“The Guardian Council [since its establishment on July 17 in 1980] has played a vital role in preserving Islamism and Jumhuriyat (Republicanism) and has never backed away from protecting the sacred Sharia (Islamic law) and the Constitutional law,” the Council said in a statement.
The Council further renewed its allegiance with ideals of the late founder of the Islamic Republic Imam Khomeini and Leader of the Islamic Revolution Ayatollah Seyed Ali Khamenei, pledging to continue working toward safeguarding the tenets of Islam and the Constitution.
This year the establishment anniversary of the Constitutional Council falls on Saturday (July 17).
The Constitutional Council is one of the most important and powerful bodies within the Islamic Republic of Iran’s fabric of governance. The Council’s constitutional mandates include interpretation of the Constitution, supervision of elections (approval or disapproval of candidates seeking to run in local, parliamentary, presidential, and Assembly of Experts elections) and the vetting of legislation passed by the country’s Parliament.
The Council is comprised of twelve members: Six Faqihs and six jurists. The Faqihs (Islamic jurists) are appointed by the Leader of the Islamic Revolution, and the jurists are nominated by the head of the Judiciary Branch and confirmed by Parliament. According to Article 91 of the Constitution, the members are elected to serve for a period of six years.
According to Article 94 of the Constitution, the Parliament is required to refer all its legislation to the Constitutional Council. The law watchdog body would have a maximum of ten days from its receipt to ensure its compliance with Islamic tenets as well as the Constitution. If a majority of the Council (both Faqihs and jurists) finds a piece of legislation at variance with the Constitution and the standards of Islamic law, then the Council may strike it down or return it with revisions to the parliament for reconsideration. Otherwise the legislation will be deemed enforceable.
To be specific, Iran’s Parliament and its legislation lack credibility without the constitutional court and its approval, and the Parliament does not hold any legal status if there is no Constitutional Council in existence, except for the purpose of approving the credentials of its members and the election of the jurists on the Council.

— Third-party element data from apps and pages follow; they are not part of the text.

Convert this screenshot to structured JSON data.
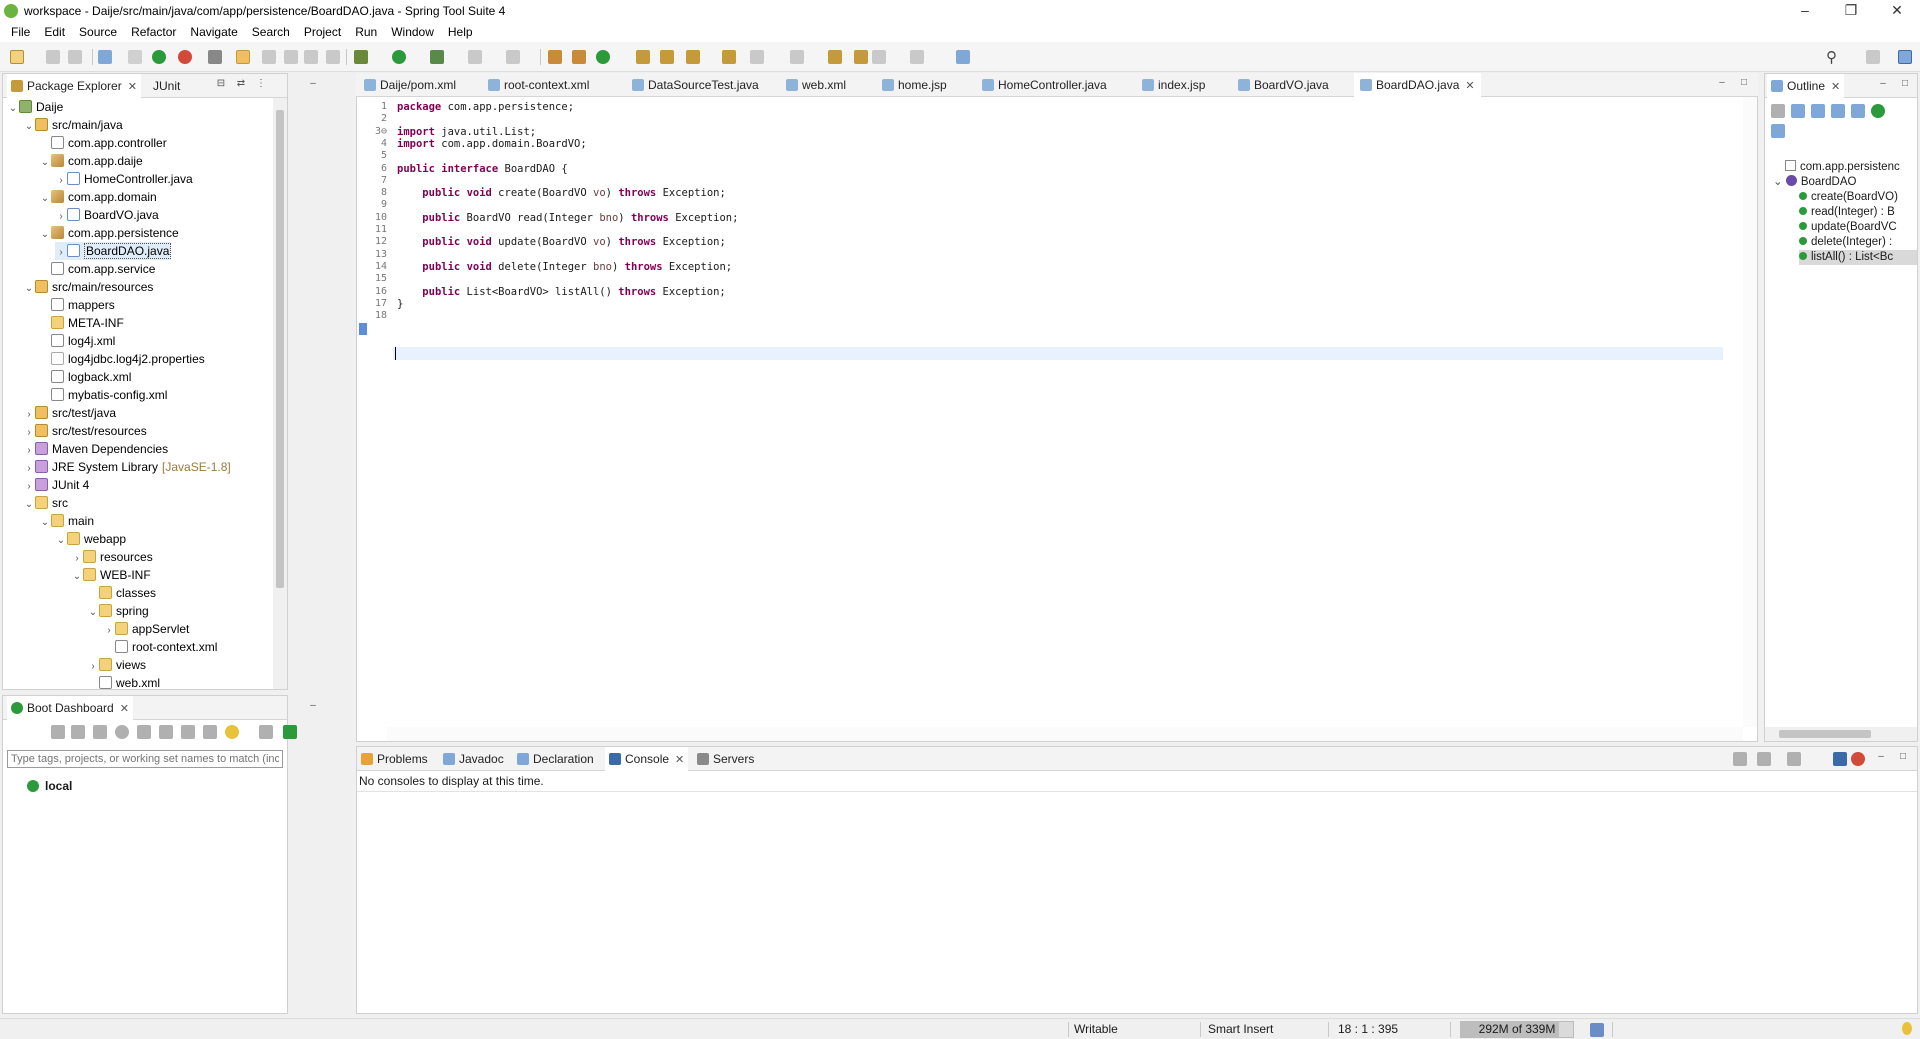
{
  "window": {
    "title": "workspace - Daije/src/main/java/com/app/persistence/BoardDAO.java - Spring Tool Suite 4",
    "controls": [
      "–",
      "❐",
      "✕"
    ]
  },
  "menu": [
    "File",
    "Edit",
    "Source",
    "Refactor",
    "Navigate",
    "Search",
    "Project",
    "Run",
    "Window",
    "Help"
  ],
  "package_explorer": {
    "tabs": [
      "Package Explorer",
      "JUnit"
    ],
    "tree": [
      {
        "label": "Daije",
        "indent": 0,
        "twisty": "v",
        "icon": "project"
      },
      {
        "label": "src/main/java",
        "indent": 1,
        "twisty": "v",
        "icon": "srcfolder"
      },
      {
        "label": "com.app.controller",
        "indent": 2,
        "twisty": "",
        "icon": "pkg-empty"
      },
      {
        "label": "com.app.daije",
        "indent": 2,
        "twisty": "v",
        "icon": "pkg"
      },
      {
        "label": "HomeController.java",
        "indent": 3,
        "twisty": ">",
        "icon": "java"
      },
      {
        "label": "com.app.domain",
        "indent": 2,
        "twisty": "v",
        "icon": "pkg"
      },
      {
        "label": "BoardVO.java",
        "indent": 3,
        "twisty": ">",
        "icon": "java"
      },
      {
        "label": "com.app.persistence",
        "indent": 2,
        "twisty": "v",
        "icon": "pkg"
      },
      {
        "label": "BoardDAO.java",
        "indent": 3,
        "twisty": ">",
        "icon": "java",
        "selected": true
      },
      {
        "label": "com.app.service",
        "indent": 2,
        "twisty": "",
        "icon": "pkg-empty"
      },
      {
        "label": "src/main/resources",
        "indent": 1,
        "twisty": "v",
        "icon": "srcfolder"
      },
      {
        "label": "mappers",
        "indent": 2,
        "twisty": "",
        "icon": "pkg-empty"
      },
      {
        "label": "META-INF",
        "indent": 2,
        "twisty": "",
        "icon": "folder"
      },
      {
        "label": "log4j.xml",
        "indent": 2,
        "twisty": "",
        "icon": "xml"
      },
      {
        "label": "log4jdbc.log4j2.properties",
        "indent": 2,
        "twisty": "",
        "icon": "props"
      },
      {
        "label": "logback.xml",
        "indent": 2,
        "twisty": "",
        "icon": "xml"
      },
      {
        "label": "mybatis-config.xml",
        "indent": 2,
        "twisty": "",
        "icon": "xml"
      },
      {
        "label": "src/test/java",
        "indent": 1,
        "twisty": ">",
        "icon": "srcfolder"
      },
      {
        "label": "src/test/resources",
        "indent": 1,
        "twisty": ">",
        "icon": "srcfolder"
      },
      {
        "label": "Maven Dependencies",
        "indent": 1,
        "twisty": ">",
        "icon": "lib"
      },
      {
        "label": "JRE System Library",
        "indent": 1,
        "twisty": ">",
        "icon": "lib",
        "suffix": "[JavaSE-1.8]"
      },
      {
        "label": "JUnit 4",
        "indent": 1,
        "twisty": ">",
        "icon": "lib"
      },
      {
        "label": "src",
        "indent": 1,
        "twisty": "v",
        "icon": "folder"
      },
      {
        "label": "main",
        "indent": 2,
        "twisty": "v",
        "icon": "folder"
      },
      {
        "label": "webapp",
        "indent": 3,
        "twisty": "v",
        "icon": "folder"
      },
      {
        "label": "resources",
        "indent": 4,
        "twisty": ">",
        "icon": "folder"
      },
      {
        "label": "WEB-INF",
        "indent": 4,
        "twisty": "v",
        "icon": "folder"
      },
      {
        "label": "classes",
        "indent": 5,
        "twisty": "",
        "icon": "folder"
      },
      {
        "label": "spring",
        "indent": 5,
        "twisty": "v",
        "icon": "folder"
      },
      {
        "label": "appServlet",
        "indent": 6,
        "twisty": ">",
        "icon": "folder"
      },
      {
        "label": "root-context.xml",
        "indent": 6,
        "twisty": "",
        "icon": "xml"
      },
      {
        "label": "views",
        "indent": 5,
        "twisty": ">",
        "icon": "folder"
      },
      {
        "label": "web.xml",
        "indent": 5,
        "twisty": "",
        "icon": "xml"
      }
    ]
  },
  "boot_dashboard": {
    "title": "Boot Dashboard",
    "filter_placeholder": "Type tags, projects, or working set names to match (incl. * and",
    "items": [
      "local"
    ]
  },
  "editor": {
    "tabs": [
      "Daije/pom.xml",
      "root-context.xml",
      "DataSourceTest.java",
      "web.xml",
      "home.jsp",
      "HomeController.java",
      "index.jsp",
      "BoardVO.java",
      "BoardDAO.java"
    ],
    "active_tab": "BoardDAO.java",
    "lines": [
      {
        "n": "1",
        "tokens": [
          [
            "kw",
            "package"
          ],
          [
            "t",
            " com.app.persistence;"
          ]
        ]
      },
      {
        "n": "2",
        "tokens": []
      },
      {
        "n": "3⊖",
        "tokens": [
          [
            "kw",
            "import"
          ],
          [
            "t",
            " java.util.List;"
          ]
        ]
      },
      {
        "n": "4",
        "tokens": [
          [
            "kw",
            "import"
          ],
          [
            "t",
            " com.app.domain.BoardVO;"
          ]
        ]
      },
      {
        "n": "5",
        "tokens": []
      },
      {
        "n": "6",
        "tokens": [
          [
            "kw",
            "public"
          ],
          [
            "t",
            " "
          ],
          [
            "kw",
            "interface"
          ],
          [
            "t",
            " BoardDAO {"
          ]
        ]
      },
      {
        "n": "7",
        "tokens": []
      },
      {
        "n": "8",
        "tokens": [
          [
            "t",
            "    "
          ],
          [
            "kw",
            "public"
          ],
          [
            "t",
            " "
          ],
          [
            "kw",
            "void"
          ],
          [
            "t",
            " create(BoardVO "
          ],
          [
            "p",
            "vo"
          ],
          [
            "t",
            ") "
          ],
          [
            "kw",
            "throws"
          ],
          [
            "t",
            " Exception;"
          ]
        ]
      },
      {
        "n": "9",
        "tokens": []
      },
      {
        "n": "10",
        "tokens": [
          [
            "t",
            "    "
          ],
          [
            "kw",
            "public"
          ],
          [
            "t",
            " BoardVO read(Integer "
          ],
          [
            "p",
            "bno"
          ],
          [
            "t",
            ") "
          ],
          [
            "kw",
            "throws"
          ],
          [
            "t",
            " Exception;"
          ]
        ]
      },
      {
        "n": "11",
        "tokens": []
      },
      {
        "n": "12",
        "tokens": [
          [
            "t",
            "    "
          ],
          [
            "kw",
            "public"
          ],
          [
            "t",
            " "
          ],
          [
            "kw",
            "void"
          ],
          [
            "t",
            " update(BoardVO "
          ],
          [
            "p",
            "vo"
          ],
          [
            "t",
            ") "
          ],
          [
            "kw",
            "throws"
          ],
          [
            "t",
            " Exception;"
          ]
        ]
      },
      {
        "n": "13",
        "tokens": []
      },
      {
        "n": "14",
        "tokens": [
          [
            "t",
            "    "
          ],
          [
            "kw",
            "public"
          ],
          [
            "t",
            " "
          ],
          [
            "kw",
            "void"
          ],
          [
            "t",
            " delete(Integer "
          ],
          [
            "p",
            "bno"
          ],
          [
            "t",
            ") "
          ],
          [
            "kw",
            "throws"
          ],
          [
            "t",
            " Exception;"
          ]
        ]
      },
      {
        "n": "15",
        "tokens": []
      },
      {
        "n": "16",
        "tokens": [
          [
            "t",
            "    "
          ],
          [
            "kw",
            "public"
          ],
          [
            "t",
            " List<BoardVO> listAll() "
          ],
          [
            "kw",
            "throws"
          ],
          [
            "t",
            " Exception;"
          ]
        ]
      },
      {
        "n": "17",
        "tokens": [
          [
            "t",
            "}"
          ]
        ]
      },
      {
        "n": "18",
        "tokens": []
      }
    ]
  },
  "outline": {
    "title": "Outline",
    "items": [
      {
        "label": "com.app.persistenc",
        "indent": 0,
        "icon": "pkg"
      },
      {
        "label": "BoardDAO",
        "indent": 0,
        "icon": "interface",
        "twisty": "v"
      },
      {
        "label": "create(BoardVO)",
        "indent": 1,
        "icon": "method"
      },
      {
        "label": "read(Integer) : B",
        "indent": 1,
        "icon": "method"
      },
      {
        "label": "update(BoardVC",
        "indent": 1,
        "icon": "method"
      },
      {
        "label": "delete(Integer) :",
        "indent": 1,
        "icon": "method"
      },
      {
        "label": "listAll() : List<Bc",
        "indent": 1,
        "icon": "method",
        "selected": true
      }
    ]
  },
  "bottom_panel": {
    "tabs": [
      "Problems",
      "Javadoc",
      "Declaration",
      "Console",
      "Servers"
    ],
    "active_tab": "Console",
    "message": "No consoles to display at this time."
  },
  "status": {
    "writable": "Writable",
    "insert_mode": "Smart Insert",
    "position": "18 : 1 : 395",
    "memory": "292M of 339M"
  }
}
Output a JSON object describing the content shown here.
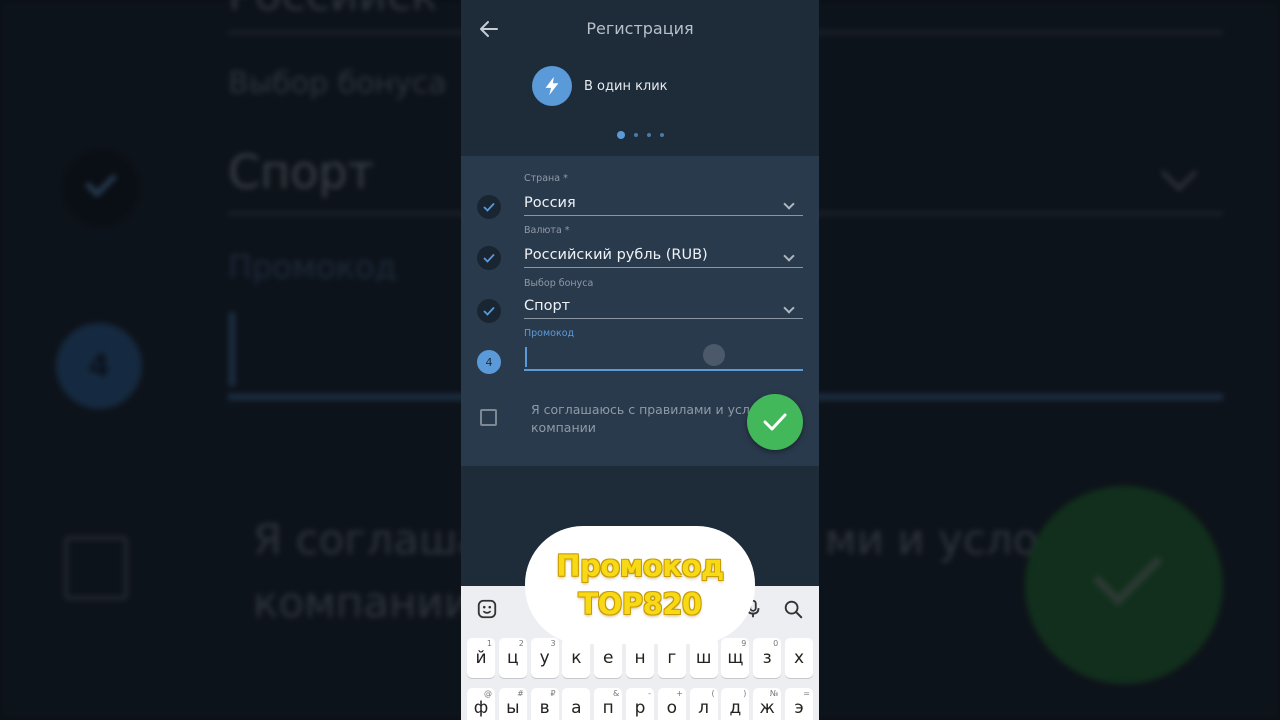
{
  "background": {
    "top_text": "Российск",
    "bonus_label": "Выбор бонуса",
    "bonus_value": "Спорт",
    "promo_label": "Промокод",
    "step_number": "4",
    "agree_line1": "Я соглаша",
    "agree_line1_right": "ми и услов",
    "agree_line2": "компании"
  },
  "header": {
    "title": "Регистрация"
  },
  "method": {
    "label": "В один клик"
  },
  "form": {
    "fields": [
      {
        "label": "Страна *",
        "value": "Россия"
      },
      {
        "label": "Валюта *",
        "value": "Российский рубль (RUB)"
      },
      {
        "label": "Выбор бонуса",
        "value": "Спорт"
      },
      {
        "label": "Промокод",
        "value": "",
        "step": "4"
      }
    ],
    "agree_line1": "Я соглашаюсь с правилами и условиями",
    "agree_line2": "компании"
  },
  "keyboard": {
    "row1": [
      {
        "k": "й",
        "h": "1"
      },
      {
        "k": "ц",
        "h": "2"
      },
      {
        "k": "у",
        "h": "3"
      },
      {
        "k": "к",
        "h": ""
      },
      {
        "k": "е",
        "h": ""
      },
      {
        "k": "н",
        "h": ""
      },
      {
        "k": "г",
        "h": ""
      },
      {
        "k": "ш",
        "h": ""
      },
      {
        "k": "щ",
        "h": "9"
      },
      {
        "k": "з",
        "h": "0"
      },
      {
        "k": "х",
        "h": ""
      }
    ],
    "row2": [
      {
        "k": "ф",
        "h": "@"
      },
      {
        "k": "ы",
        "h": "#"
      },
      {
        "k": "в",
        "h": "₽"
      },
      {
        "k": "а",
        "h": ""
      },
      {
        "k": "п",
        "h": "&"
      },
      {
        "k": "р",
        "h": "-"
      },
      {
        "k": "о",
        "h": "+"
      },
      {
        "k": "л",
        "h": "("
      },
      {
        "k": "д",
        "h": ")"
      },
      {
        "k": "ж",
        "h": "№"
      },
      {
        "k": "э",
        "h": "="
      }
    ]
  },
  "promo": {
    "line1": "Промокод",
    "line2": "TOP820"
  },
  "colors": {
    "accent": "#5a9ad8",
    "confirm": "#43b85a",
    "promo_text": "#f7d916"
  }
}
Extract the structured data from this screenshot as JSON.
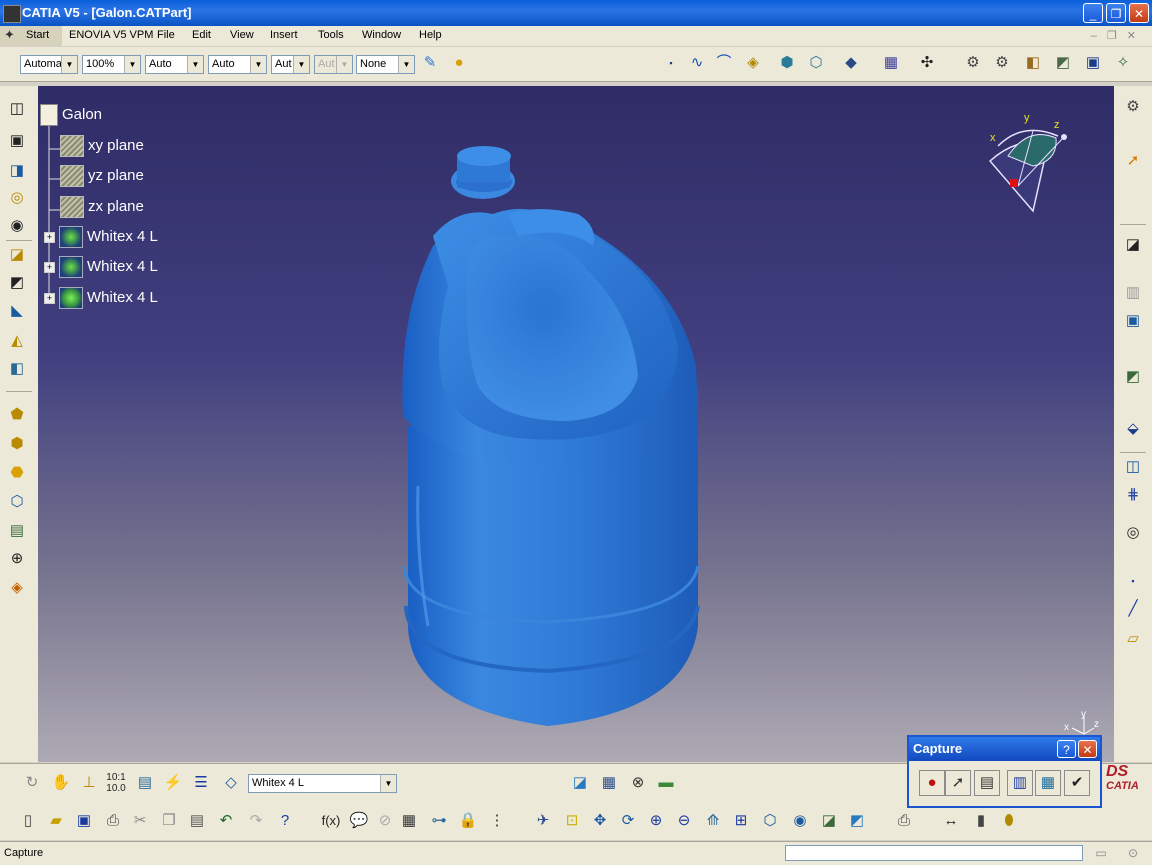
{
  "window": {
    "title": "CATIA V5 - [Galon.CATPart]",
    "minimize": "_",
    "restore": "❐",
    "close": "✕"
  },
  "menu": [
    "Start",
    "ENOVIA V5 VPM",
    "File",
    "Edit",
    "View",
    "Insert",
    "Tools",
    "Window",
    "Help"
  ],
  "toolbar_combos": {
    "c1": "Automa",
    "c2": "100%",
    "c3": "Auto",
    "c4": "Auto",
    "c5": "Aut",
    "c6": "Aut",
    "c7": "None"
  },
  "tree": {
    "root": "Galon",
    "planes": [
      "xy plane",
      "yz plane",
      "zx plane"
    ],
    "bodies": [
      "Whitex 4 L",
      "Whitex 4 L",
      "Whitex 4 L"
    ]
  },
  "compass": {
    "x": "x",
    "y": "y",
    "z": "z"
  },
  "axis_small": {
    "x": "x",
    "y": "y",
    "z": "z"
  },
  "bottom_combo": "Whitex 4 L",
  "bottom_formula_label": "f(x)",
  "capture": {
    "title": "Capture",
    "help": "?",
    "close": "✕"
  },
  "catia_logo": "CATIA",
  "status": {
    "text": "Capture"
  },
  "colors": {
    "bottle": "#2f79d6",
    "viewport_top": "#2f2c66",
    "viewport_bottom": "#aeaab4"
  }
}
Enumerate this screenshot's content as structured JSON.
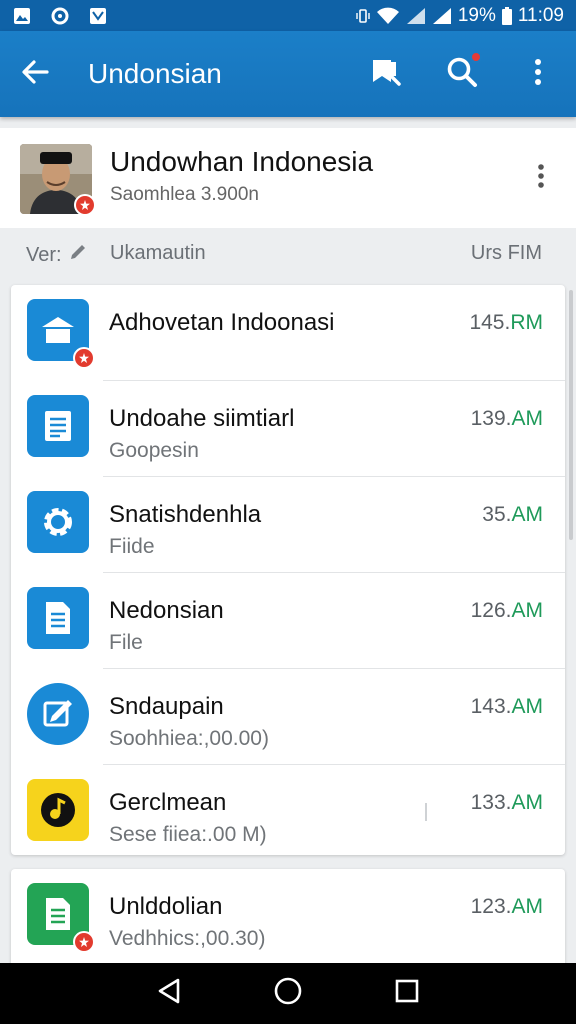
{
  "status_bar": {
    "battery": "19%",
    "time": "11:09"
  },
  "app_bar": {
    "title": "Undonsian",
    "icons": [
      "back-arrow-icon",
      "bookmark-search-icon",
      "search-icon",
      "more-vertical-icon"
    ]
  },
  "profile": {
    "name": "Undowhan Indonesia",
    "subtitle": "Saomhlea 3.900n"
  },
  "list_header": {
    "ver": "Ver:",
    "name": "Ukamautin",
    "size": "Urs FIM"
  },
  "files": [
    {
      "title": "Adhovetan Indoonasi",
      "subtitle": "",
      "time_num": "145.",
      "time_suffix": "RM",
      "icon": "home-icon",
      "color": "#1a8ad6",
      "badge": true
    },
    {
      "title": "Undoahe siimtiarl",
      "subtitle": "Goopesin",
      "time_num": "139.",
      "time_suffix": "AM",
      "icon": "document-icon",
      "color": "#1a8ad6",
      "badge": false
    },
    {
      "title": "Snatishdenhla",
      "subtitle": "Fiide",
      "time_num": "35.",
      "time_suffix": "AM",
      "icon": "gear-icon",
      "color": "#1a8ad6",
      "badge": false
    },
    {
      "title": "Nedonsian",
      "subtitle": "File",
      "time_num": "126.",
      "time_suffix": "AM",
      "icon": "file-icon",
      "color": "#1a8ad6",
      "badge": false
    },
    {
      "title": "Sndaupain",
      "subtitle": "Soohhiea:,00.00)",
      "time_num": "143.",
      "time_suffix": "AM",
      "icon": "edit-icon",
      "color": "#1a8ad6",
      "badge": false
    },
    {
      "title": "Gerclmean",
      "subtitle": "Sese fiiea:.00 M)",
      "time_num": "133.",
      "time_suffix": "AM",
      "icon": "music-note-icon",
      "color": "#f6d31c",
      "badge": false
    },
    {
      "title": "Unlddolian",
      "subtitle": "Vedhhics:,00.30)",
      "time_num": "123.",
      "time_suffix": "AM",
      "icon": "sheet-icon",
      "color": "#23a455",
      "badge": true
    }
  ],
  "nav_bar": {
    "icons": [
      "back-triangle-icon",
      "home-circle-icon",
      "recents-square-icon"
    ]
  }
}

It is worth noting that a national referendum was held with the question "Islamic Republic, yes or no" in March 1979. Some 98.2 percent of the voters said "yes." Following this victory, the Iranian Constitution of 1906 was declared invalid and a new constitution for an Islamic Republic was drafted and ratified by a referendum during the first week of December the same year.